For example, people write “couldn’t be easier” instead of writing a straightforward “it’s easy”.
19. Chop Those Anaconda Sentences
Don’t get me wrong; I’m not saying that your text should be choppy.
NO. that’s NOT it.
Although most long sentences (by experienced writers) are grammatically correct, they’re often a pile of several ideas. Without breaks, this crowd of ideas can easily lose the reader’s focus, causing the reader to get stuck and eventually making them lose interest altogether.
20. Trim “in order to”
Do you really need it? Rarely. Maybe never?
Sentence 1 (with “in order to”): “I went to school in order to get educated.”
Sentence 1A (with “in order to” trimmed to “to”): “I went to school to get educated.”
Because you’re really going to the kitchen to make a sandwich.
It is obvious that “in order to” just delayed the reader for a millisecond without any justification. The implication is, your story is dragging unnecessarily.
21. Hyphenate modifiers
Most inexperienced writers are guilty of this crime—hyphenating two accompanying words that are modifying a noun.
“Disease stricken herd” should always be written as “disease-stricken herd.”
You can remove the hyphen when you write the same statement as: “the herd has been stricken by disease.”
22. Proofread in a New Format
I usually do this. I convert my “.docx” document to a PDF format or copy the text to a google docs new doc, then proofread it.
You can also change formatting inside Word, alter things like font, color, and size. These alterations enable you to see your writing from a different perspective than before hence giving you a more censorious eye.
Edit Your Bestseller Now!
Editing—in this particular case, self-editing—is a vital part of the writing process.
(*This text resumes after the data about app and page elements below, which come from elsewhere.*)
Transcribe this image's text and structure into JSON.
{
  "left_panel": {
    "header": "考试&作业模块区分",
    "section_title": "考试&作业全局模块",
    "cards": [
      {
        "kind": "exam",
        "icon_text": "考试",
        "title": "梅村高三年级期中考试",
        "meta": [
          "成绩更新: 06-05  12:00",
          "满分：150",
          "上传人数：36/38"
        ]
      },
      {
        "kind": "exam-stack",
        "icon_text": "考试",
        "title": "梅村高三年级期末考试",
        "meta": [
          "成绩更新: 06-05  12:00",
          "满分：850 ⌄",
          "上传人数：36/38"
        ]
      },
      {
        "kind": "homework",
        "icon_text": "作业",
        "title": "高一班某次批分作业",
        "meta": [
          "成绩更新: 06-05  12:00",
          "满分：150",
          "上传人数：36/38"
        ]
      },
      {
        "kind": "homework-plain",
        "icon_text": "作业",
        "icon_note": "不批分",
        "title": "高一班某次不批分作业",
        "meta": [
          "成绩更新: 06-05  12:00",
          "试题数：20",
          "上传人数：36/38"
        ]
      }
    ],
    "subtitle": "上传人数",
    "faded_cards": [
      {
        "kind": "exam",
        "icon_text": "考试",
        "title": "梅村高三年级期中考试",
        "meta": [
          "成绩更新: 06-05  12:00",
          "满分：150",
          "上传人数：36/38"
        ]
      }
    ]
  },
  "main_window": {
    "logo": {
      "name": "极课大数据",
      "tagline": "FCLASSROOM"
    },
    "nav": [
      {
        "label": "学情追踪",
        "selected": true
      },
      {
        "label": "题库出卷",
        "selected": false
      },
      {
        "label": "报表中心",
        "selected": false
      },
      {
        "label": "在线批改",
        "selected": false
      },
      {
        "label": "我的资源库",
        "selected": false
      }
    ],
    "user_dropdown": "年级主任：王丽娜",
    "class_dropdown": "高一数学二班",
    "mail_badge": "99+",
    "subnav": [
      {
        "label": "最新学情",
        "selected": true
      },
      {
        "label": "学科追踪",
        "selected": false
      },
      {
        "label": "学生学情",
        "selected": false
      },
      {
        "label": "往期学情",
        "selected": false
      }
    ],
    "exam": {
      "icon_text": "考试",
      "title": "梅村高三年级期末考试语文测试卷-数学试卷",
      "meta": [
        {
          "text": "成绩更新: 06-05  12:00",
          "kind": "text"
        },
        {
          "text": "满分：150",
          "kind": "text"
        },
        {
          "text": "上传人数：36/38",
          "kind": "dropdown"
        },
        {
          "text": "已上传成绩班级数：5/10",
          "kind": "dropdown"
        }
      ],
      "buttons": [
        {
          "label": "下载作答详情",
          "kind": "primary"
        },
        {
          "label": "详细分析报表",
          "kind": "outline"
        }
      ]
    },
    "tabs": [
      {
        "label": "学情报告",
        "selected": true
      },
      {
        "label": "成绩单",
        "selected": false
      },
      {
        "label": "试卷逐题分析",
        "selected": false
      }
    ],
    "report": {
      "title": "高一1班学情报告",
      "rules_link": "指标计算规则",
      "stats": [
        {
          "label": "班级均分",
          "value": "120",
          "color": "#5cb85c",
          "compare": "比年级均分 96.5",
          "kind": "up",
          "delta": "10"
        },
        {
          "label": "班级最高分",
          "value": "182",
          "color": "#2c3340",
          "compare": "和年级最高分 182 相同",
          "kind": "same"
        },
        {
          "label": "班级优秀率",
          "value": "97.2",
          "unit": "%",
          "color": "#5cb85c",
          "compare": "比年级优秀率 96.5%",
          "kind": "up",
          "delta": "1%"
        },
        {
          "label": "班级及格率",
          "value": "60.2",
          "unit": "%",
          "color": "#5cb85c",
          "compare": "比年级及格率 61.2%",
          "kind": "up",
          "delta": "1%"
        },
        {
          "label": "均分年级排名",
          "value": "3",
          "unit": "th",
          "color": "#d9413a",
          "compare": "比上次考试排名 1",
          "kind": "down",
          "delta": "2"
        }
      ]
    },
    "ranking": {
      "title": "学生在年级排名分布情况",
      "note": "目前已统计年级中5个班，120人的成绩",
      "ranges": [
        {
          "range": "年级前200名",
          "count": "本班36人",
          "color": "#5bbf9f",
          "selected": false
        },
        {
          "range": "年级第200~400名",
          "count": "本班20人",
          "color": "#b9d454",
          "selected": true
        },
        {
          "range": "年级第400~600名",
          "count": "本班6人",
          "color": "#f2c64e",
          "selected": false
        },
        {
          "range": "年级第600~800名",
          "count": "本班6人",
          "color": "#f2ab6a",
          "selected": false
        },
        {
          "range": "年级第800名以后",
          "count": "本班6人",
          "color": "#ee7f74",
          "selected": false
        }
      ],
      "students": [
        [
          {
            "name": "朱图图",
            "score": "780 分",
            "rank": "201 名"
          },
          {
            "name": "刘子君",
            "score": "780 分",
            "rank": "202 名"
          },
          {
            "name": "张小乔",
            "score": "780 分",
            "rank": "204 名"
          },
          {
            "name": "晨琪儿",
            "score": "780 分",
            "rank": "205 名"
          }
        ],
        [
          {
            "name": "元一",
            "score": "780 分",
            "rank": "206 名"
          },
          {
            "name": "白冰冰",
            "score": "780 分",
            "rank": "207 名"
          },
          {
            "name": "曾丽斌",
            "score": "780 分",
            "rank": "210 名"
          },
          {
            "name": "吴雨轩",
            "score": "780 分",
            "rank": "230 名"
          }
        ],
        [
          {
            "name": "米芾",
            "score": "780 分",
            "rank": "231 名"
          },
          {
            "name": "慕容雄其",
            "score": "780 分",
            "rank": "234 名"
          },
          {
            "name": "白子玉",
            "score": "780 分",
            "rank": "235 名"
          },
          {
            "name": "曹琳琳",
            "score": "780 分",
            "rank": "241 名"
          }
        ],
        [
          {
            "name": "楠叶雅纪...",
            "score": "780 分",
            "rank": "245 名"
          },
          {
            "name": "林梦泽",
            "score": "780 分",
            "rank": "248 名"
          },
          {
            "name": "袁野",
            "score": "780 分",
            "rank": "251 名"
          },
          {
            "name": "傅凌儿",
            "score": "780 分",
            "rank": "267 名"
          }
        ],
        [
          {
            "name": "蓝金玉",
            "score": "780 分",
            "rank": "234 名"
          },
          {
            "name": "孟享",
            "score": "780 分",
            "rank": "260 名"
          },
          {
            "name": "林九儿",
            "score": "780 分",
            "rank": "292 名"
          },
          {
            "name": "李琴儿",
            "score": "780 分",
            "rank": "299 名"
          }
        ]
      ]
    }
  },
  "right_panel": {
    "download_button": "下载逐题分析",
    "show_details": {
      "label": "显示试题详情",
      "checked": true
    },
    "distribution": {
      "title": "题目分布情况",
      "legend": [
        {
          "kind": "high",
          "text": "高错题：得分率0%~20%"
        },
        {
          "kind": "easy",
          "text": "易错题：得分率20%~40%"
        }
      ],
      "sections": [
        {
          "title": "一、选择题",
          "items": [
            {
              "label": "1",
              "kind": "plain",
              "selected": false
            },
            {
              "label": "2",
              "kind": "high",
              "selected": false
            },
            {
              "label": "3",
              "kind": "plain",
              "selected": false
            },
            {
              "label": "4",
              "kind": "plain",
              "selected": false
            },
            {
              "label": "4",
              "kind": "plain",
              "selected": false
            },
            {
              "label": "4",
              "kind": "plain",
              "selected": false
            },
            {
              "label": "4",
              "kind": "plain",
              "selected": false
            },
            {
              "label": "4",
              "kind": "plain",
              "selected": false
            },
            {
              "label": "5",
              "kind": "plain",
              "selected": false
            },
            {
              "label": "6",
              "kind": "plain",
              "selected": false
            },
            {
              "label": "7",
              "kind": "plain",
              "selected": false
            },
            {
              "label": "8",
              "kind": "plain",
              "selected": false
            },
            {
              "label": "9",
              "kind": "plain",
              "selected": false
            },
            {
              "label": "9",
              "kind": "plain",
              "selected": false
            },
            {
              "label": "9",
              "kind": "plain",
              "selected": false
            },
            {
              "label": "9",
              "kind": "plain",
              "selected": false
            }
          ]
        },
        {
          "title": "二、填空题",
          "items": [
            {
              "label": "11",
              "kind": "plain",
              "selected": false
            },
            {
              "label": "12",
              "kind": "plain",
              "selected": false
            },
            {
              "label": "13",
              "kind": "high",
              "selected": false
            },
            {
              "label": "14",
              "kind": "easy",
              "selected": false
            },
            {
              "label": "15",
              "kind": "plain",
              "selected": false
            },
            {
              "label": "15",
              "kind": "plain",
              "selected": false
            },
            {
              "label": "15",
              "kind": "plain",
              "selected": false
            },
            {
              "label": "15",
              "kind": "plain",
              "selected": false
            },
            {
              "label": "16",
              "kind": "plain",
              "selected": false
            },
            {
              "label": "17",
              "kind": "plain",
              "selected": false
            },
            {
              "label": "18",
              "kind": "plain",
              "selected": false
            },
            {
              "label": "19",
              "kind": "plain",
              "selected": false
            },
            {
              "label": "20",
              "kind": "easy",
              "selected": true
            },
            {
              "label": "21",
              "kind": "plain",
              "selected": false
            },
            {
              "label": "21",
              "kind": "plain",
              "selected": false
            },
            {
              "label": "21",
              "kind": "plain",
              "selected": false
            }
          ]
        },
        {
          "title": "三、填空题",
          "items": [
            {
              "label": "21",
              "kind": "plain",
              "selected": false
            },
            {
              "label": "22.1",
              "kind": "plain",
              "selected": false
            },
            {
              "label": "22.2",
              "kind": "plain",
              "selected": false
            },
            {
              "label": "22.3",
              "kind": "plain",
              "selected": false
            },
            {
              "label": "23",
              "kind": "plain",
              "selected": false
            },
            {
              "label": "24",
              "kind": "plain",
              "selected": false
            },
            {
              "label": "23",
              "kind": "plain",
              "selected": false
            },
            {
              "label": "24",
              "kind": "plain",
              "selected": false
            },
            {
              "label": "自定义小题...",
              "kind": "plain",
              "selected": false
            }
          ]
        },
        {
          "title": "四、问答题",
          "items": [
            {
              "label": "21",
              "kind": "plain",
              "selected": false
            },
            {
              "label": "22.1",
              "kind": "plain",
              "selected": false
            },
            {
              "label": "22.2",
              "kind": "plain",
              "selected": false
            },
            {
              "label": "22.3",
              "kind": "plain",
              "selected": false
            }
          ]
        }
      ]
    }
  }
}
Professionally executed editing has the potential of turning average writing into sweet-flavored content that readers would love to binge on.
Great editing skills arise from your knowledge of your own strengths and failings, hence focusing on learning how to write better content will also improve your editing.